1. Do not sign the back of your credit cards. Instead, put ‘PHOTO ID REQUIRED.’
2. When you are writing checks to pay on your credit card accounts, DO NOT put the complete account number on the ‘For’ line. Instead, just put the last four numbers. The credit card company knows the rest of the number, and anyone who might be handling your cheque as it passes through all the cheque processing channels won’t have access to it.
3. Put your work phone # on your checks instead of your home phone. If you have a PO Box, use that instead of your home address. If you do not have a PO Box, use your work address. Never have your SIN printed on your checks. (DUH!) You can add it if it is necessary. But if you have It printed, anyone can get it.
4. Place the contents of your wallet on a photocopy machine.
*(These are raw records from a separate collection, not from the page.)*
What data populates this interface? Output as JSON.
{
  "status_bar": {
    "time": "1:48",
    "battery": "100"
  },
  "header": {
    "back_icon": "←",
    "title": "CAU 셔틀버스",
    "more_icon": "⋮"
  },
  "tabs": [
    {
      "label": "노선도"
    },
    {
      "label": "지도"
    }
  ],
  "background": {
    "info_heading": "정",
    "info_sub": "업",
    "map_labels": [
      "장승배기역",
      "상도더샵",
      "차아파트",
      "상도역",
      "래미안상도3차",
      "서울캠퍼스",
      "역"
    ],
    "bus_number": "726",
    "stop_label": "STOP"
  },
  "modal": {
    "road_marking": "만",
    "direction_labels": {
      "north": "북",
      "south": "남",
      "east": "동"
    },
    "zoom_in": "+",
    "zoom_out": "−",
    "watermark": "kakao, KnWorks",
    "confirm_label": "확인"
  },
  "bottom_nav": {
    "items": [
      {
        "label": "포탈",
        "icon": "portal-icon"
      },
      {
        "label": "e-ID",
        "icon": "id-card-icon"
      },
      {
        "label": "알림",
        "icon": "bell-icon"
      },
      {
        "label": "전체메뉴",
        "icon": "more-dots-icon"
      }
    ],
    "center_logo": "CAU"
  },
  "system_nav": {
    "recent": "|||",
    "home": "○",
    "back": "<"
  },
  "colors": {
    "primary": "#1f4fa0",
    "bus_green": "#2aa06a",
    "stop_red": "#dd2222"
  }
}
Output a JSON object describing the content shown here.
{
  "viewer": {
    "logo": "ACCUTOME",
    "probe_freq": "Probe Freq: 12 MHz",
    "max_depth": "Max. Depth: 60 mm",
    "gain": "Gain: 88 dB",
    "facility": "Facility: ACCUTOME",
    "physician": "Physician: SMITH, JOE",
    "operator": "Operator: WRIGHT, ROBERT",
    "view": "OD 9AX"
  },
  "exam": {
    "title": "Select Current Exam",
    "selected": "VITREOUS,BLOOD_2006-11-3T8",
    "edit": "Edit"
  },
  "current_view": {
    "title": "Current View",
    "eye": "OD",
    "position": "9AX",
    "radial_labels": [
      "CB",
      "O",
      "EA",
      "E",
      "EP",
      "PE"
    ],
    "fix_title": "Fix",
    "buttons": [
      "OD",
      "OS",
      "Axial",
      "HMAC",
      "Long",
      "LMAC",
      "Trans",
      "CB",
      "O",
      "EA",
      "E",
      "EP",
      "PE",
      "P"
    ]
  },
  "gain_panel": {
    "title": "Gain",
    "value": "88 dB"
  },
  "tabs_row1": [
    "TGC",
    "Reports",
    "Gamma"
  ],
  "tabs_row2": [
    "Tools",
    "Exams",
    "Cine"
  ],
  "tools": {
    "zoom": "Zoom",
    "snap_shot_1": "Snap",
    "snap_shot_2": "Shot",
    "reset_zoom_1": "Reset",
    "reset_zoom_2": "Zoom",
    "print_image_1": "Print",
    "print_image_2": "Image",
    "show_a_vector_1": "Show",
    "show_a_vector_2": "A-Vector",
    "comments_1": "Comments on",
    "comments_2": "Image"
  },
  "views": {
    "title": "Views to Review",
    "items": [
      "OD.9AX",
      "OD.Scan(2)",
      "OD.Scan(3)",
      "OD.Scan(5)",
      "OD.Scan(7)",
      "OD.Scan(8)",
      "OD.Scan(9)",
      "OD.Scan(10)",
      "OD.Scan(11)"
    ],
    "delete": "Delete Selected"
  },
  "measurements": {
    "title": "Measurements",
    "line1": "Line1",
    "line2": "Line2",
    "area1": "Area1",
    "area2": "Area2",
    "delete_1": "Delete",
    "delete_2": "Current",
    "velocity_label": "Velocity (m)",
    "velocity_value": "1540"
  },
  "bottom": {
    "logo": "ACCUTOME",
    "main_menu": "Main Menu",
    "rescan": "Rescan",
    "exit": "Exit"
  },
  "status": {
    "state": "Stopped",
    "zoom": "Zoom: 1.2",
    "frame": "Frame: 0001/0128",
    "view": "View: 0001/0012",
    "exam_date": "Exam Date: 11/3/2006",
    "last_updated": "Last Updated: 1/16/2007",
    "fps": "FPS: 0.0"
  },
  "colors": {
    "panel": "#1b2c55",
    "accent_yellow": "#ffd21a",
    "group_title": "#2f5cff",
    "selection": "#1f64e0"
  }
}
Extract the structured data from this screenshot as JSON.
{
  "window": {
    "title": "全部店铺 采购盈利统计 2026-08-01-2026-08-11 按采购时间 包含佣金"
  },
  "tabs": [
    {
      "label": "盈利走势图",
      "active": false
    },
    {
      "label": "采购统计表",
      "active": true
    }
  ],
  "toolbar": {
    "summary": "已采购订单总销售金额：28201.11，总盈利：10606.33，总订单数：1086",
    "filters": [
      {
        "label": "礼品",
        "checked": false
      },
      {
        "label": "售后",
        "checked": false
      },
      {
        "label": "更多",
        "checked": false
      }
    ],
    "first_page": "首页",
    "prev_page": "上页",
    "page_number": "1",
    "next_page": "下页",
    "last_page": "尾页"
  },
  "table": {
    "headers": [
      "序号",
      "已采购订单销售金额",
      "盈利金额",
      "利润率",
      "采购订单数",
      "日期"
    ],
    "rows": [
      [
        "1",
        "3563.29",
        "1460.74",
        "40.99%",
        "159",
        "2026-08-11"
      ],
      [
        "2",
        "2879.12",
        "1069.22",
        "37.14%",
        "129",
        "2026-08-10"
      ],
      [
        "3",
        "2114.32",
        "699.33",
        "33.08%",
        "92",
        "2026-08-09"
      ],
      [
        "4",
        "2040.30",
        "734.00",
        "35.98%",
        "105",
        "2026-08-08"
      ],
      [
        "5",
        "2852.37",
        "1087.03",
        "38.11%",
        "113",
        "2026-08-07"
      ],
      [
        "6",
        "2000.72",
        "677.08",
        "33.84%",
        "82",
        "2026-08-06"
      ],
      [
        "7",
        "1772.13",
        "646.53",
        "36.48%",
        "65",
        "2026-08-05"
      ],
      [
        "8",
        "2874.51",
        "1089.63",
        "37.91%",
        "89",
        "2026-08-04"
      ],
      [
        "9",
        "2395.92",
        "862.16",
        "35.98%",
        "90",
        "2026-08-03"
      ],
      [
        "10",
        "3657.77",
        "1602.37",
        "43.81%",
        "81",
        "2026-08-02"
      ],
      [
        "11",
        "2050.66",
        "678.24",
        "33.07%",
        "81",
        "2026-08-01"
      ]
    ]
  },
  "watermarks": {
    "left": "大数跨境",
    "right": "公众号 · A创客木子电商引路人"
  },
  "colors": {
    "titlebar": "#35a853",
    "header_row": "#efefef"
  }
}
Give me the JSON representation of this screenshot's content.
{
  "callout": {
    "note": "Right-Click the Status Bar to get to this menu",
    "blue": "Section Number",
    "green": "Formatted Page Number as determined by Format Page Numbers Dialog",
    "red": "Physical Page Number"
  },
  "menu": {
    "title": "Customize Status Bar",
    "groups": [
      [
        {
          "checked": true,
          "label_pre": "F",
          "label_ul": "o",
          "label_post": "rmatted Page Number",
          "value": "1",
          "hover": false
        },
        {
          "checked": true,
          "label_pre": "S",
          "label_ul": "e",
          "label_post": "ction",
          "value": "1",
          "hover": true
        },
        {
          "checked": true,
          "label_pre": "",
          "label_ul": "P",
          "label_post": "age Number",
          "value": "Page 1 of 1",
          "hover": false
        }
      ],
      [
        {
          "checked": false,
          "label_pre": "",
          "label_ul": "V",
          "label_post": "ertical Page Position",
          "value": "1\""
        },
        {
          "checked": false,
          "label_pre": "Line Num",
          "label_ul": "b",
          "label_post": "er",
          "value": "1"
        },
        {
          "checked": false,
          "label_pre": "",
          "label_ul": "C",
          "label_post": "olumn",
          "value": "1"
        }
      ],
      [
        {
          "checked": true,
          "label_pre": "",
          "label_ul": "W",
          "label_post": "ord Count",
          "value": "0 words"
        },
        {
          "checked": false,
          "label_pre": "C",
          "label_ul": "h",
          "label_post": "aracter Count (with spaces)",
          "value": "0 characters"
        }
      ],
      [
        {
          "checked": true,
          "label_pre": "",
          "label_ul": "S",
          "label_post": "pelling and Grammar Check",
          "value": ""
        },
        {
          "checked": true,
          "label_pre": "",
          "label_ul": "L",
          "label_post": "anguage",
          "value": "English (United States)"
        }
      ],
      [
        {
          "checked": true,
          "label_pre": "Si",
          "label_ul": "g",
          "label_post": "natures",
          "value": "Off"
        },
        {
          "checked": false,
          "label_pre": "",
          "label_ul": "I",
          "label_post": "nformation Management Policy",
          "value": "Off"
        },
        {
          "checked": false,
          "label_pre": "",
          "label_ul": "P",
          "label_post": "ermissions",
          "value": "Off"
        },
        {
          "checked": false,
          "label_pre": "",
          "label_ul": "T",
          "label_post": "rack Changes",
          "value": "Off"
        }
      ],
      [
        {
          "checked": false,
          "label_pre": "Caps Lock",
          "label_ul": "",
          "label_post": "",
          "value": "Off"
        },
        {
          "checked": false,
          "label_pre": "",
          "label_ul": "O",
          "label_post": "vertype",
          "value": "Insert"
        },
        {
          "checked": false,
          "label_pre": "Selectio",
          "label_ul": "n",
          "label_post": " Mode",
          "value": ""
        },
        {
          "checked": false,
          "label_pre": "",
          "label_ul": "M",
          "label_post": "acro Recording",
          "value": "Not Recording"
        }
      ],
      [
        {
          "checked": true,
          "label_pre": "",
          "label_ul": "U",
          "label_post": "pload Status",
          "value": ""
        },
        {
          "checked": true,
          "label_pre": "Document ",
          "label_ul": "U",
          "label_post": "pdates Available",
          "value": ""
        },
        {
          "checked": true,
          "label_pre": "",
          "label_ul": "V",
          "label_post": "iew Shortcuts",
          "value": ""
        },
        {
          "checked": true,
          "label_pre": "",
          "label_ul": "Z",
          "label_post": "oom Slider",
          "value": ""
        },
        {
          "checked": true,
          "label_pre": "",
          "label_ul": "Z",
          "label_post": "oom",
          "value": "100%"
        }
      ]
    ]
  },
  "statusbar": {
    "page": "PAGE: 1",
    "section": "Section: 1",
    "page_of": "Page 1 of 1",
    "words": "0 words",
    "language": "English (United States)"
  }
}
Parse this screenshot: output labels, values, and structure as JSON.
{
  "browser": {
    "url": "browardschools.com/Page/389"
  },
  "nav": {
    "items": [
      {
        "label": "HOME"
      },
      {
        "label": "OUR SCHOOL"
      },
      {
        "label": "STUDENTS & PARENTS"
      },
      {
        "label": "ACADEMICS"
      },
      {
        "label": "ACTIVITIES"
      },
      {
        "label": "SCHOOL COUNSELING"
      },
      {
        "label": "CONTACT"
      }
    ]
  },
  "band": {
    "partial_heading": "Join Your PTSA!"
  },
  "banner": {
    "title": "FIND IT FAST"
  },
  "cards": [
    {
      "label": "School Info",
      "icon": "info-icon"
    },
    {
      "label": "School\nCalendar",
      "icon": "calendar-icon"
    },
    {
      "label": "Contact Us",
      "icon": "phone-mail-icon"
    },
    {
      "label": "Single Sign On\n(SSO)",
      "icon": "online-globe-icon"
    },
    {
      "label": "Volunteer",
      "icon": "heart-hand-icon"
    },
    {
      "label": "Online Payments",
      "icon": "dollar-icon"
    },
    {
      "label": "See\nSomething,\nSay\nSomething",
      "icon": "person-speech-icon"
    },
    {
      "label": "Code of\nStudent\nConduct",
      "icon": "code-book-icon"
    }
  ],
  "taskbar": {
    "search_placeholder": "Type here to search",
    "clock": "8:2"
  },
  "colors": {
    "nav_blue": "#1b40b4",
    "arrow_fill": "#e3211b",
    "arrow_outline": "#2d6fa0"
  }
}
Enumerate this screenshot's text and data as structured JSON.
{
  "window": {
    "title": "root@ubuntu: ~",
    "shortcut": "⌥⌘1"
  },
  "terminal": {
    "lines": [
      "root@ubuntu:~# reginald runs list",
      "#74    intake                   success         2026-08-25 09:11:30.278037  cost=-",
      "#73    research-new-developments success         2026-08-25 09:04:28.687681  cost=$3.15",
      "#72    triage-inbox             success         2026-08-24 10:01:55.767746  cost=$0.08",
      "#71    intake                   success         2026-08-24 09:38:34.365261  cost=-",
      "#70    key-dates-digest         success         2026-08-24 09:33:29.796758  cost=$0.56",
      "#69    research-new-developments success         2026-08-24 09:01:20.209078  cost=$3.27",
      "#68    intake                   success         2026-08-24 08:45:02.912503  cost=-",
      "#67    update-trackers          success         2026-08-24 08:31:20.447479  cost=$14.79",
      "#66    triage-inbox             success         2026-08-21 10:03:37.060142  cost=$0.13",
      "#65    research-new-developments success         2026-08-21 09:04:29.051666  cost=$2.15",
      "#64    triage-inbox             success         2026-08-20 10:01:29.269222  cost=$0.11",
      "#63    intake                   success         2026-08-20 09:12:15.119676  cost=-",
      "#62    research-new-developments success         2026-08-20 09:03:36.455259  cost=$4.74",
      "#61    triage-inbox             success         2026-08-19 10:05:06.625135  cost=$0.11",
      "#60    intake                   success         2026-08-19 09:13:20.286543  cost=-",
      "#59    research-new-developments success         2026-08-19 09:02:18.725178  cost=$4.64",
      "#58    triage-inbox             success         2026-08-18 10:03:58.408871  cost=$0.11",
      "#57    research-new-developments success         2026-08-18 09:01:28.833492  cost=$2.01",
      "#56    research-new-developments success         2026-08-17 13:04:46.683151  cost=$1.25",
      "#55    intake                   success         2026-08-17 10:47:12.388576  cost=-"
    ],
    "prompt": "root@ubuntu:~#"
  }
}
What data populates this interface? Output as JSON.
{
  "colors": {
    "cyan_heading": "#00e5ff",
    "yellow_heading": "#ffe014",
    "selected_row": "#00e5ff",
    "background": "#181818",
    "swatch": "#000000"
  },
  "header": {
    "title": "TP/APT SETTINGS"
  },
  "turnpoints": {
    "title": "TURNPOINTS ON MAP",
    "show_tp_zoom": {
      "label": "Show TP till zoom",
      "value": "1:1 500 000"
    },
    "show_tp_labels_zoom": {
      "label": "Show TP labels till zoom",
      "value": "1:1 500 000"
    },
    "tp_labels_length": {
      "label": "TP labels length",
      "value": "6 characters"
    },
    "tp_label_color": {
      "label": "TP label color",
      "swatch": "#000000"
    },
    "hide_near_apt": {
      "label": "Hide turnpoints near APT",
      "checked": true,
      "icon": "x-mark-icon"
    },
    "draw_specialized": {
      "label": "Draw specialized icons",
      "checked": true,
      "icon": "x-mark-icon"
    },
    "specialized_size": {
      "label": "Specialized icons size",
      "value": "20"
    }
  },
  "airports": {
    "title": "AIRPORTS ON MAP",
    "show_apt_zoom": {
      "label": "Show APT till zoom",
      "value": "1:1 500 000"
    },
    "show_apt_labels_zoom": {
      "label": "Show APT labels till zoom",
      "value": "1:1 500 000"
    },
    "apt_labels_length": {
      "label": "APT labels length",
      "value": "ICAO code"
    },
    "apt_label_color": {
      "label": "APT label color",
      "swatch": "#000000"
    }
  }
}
Do both sides of each license, credit card, etc. You will know what you had in your wallet and all of the account numbers and phone numbers to call and cancel. Keep the photocopy in a safe place.
5. When you travel abroad, carry a photocopy of your passport. We’ve all heard horror stories about fraud that’s committed on us in stealing a Name, address, Social Insurance number, credit cards, etc…

If your identity does get stolen, what kind of things can you expect to have happen?

Here are just some of what they can do:
1. Access your bank accounts
2. Open new bank accounts
3. Transfer bank balances
4. Apply for loans, credit cards
5. Make purchases
6. Buy cell phone packages
7. Credit line approved by retail stores
8. Access your driving record, and change your information online

If you are a victim, here’s some critical information to act on immediately:
1. Cancel your credit cards immediately. But the key is having the toll free numbers and your card numbers handy so you know whom to call. Keep those where you can find them. This is why we photocopy them (see above). Call your local bank/financial institution as well.
2. File a police report immediately in the jurisdiction where your credit cards, etc., were stolen. This proves to credit providers you were diligent, and this is a first step toward an investigation (if there ever is one).
But here’s what is perhaps most important of all:
3. Call the nationwide credit reporting companies immediately. Ask them to put a fraud alert on your name and credit report. The alert means any company that checks your credit knows your information was stolen, and they have to contact you by phone to authorize new credit.

Here are the numbers for two national credit bureaus:
1.) Equifax: 1-800-465-7166
2.) TransUnion Canada: 1-877-525-3823
3. Order free copies of your credit report from each of the nationwide credit reporting companies.

Have you even been a victim of identify theft? Tell us your story and maybe others can learn from what you did, or didn’t do.